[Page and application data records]
┌────────

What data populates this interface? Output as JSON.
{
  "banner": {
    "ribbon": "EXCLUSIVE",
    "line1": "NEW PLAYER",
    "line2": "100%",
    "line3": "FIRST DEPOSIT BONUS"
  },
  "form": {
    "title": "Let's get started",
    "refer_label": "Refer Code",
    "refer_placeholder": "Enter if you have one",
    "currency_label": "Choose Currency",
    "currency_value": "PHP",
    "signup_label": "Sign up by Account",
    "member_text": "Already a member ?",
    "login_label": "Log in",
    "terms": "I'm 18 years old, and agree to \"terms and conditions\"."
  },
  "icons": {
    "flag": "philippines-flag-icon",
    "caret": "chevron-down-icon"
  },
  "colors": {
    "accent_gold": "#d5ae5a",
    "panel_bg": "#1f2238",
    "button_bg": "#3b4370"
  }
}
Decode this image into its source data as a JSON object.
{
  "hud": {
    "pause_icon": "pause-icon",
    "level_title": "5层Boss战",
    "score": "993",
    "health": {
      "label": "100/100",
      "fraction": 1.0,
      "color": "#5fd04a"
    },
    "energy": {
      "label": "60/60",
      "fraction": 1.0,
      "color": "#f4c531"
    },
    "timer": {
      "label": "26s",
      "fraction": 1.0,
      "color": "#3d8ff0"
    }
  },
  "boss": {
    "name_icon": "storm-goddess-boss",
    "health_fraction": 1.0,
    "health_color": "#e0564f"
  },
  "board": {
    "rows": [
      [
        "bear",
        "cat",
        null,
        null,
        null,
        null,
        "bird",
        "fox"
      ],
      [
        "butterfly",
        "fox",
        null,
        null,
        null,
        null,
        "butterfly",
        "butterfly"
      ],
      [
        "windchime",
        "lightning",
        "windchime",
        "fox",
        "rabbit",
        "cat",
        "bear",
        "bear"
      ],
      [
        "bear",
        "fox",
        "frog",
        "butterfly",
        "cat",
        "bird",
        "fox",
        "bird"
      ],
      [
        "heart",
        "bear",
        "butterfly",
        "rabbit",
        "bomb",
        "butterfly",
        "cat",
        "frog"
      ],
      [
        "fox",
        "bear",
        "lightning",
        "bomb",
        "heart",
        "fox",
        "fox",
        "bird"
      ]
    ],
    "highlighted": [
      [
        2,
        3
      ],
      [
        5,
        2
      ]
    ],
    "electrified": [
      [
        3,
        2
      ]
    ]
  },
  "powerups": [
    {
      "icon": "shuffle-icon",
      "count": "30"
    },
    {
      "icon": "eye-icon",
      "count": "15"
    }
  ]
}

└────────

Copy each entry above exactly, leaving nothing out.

Finished task >>
What data populates this interface? Output as JSON.
{
  "banner": {
    "ribbon": "EXCLUSIVE",
    "line1": "NEW PLAYER",
    "line2": "100%",
    "line3": "FIRST DEPOSIT BONUS"
  },
  "form": {
    "title": "Let's get started",
    "refer_label": "Refer Code",
    "refer_placeholder": "Enter if you have one",
    "currency_label": "Choose Currency",
    "currency_value": "PHP",
    "signup_label": "Sign up by Account",
    "member_text": "Already a member ?",
    "login_label": "Log in",
    "terms": "I'm 18 years old, and agree to \"terms and conditions\"."
  },
  "icons": {
    "flag": "philippines-flag-icon",
    "caret": "chevron-down-icon"
  },
  "colors": {
    "accent_gold": "#d5ae5a",
    "panel_bg": "#1f2238",
    "button_bg": "#3b4370"
  }
}
Decode this image into its source data as a JSON object.
{
  "hud": {
    "pause_icon": "pause-icon",
    "level_title": "5层Boss战",
    "score": "993",
    "health": {
      "label": "100/100",
      "fraction": 1.0,
      "color": "#5fd04a"
    },
    "energy": {
      "label": "60/60",
      "fraction": 1.0,
      "color": "#f4c531"
    },
    "timer": {
      "label": "26s",
      "fraction": 1.0,
      "color": "#3d8ff0"
    }
  },
  "boss": {
    "name_icon": "storm-goddess-boss",
    "health_fraction": 1.0,
    "health_color": "#e0564f"
  },
  "board": {
    "rows": [
      [
        "bear",
        "cat",
        null,
        null,
        null,
        null,
        "bird",
        "fox"
      ],
      [
        "butterfly",
        "fox",
        null,
        null,
        null,
        null,
        "butterfly",
        "butterfly"
      ],
      [
        "windchime",
        "lightning",
        "windchime",
        "fox",
        "rabbit",
        "cat",
        "bear",
        "bear"
      ],
      [
        "bear",
        "fox",
        "frog",
        "butterfly",
        "cat",
        "bird",
        "fox",
        "bird"
      ],
      [
        "heart",
        "bear",
        "butterfly",
        "rabbit",
        "bomb",
        "butterfly",
        "cat",
        "frog"
      ],
      [
        "fox",
        "bear",
        "lightning",
        "bomb",
        "heart",
        "fox",
        "fox",
        "bird"
      ]
    ],
    "highlighted": [
      [
        2,
        3
      ],
      [
        5,
        2
      ]
    ],
    "electrified": [
      [
        3,
        2
      ]
    ]
  },
  "powerups": [
    {
      "icon": "shuffle-icon",
      "count": "30"
    },
    {
      "icon": "eye-icon",
      "count": "15"
    }
  ]
}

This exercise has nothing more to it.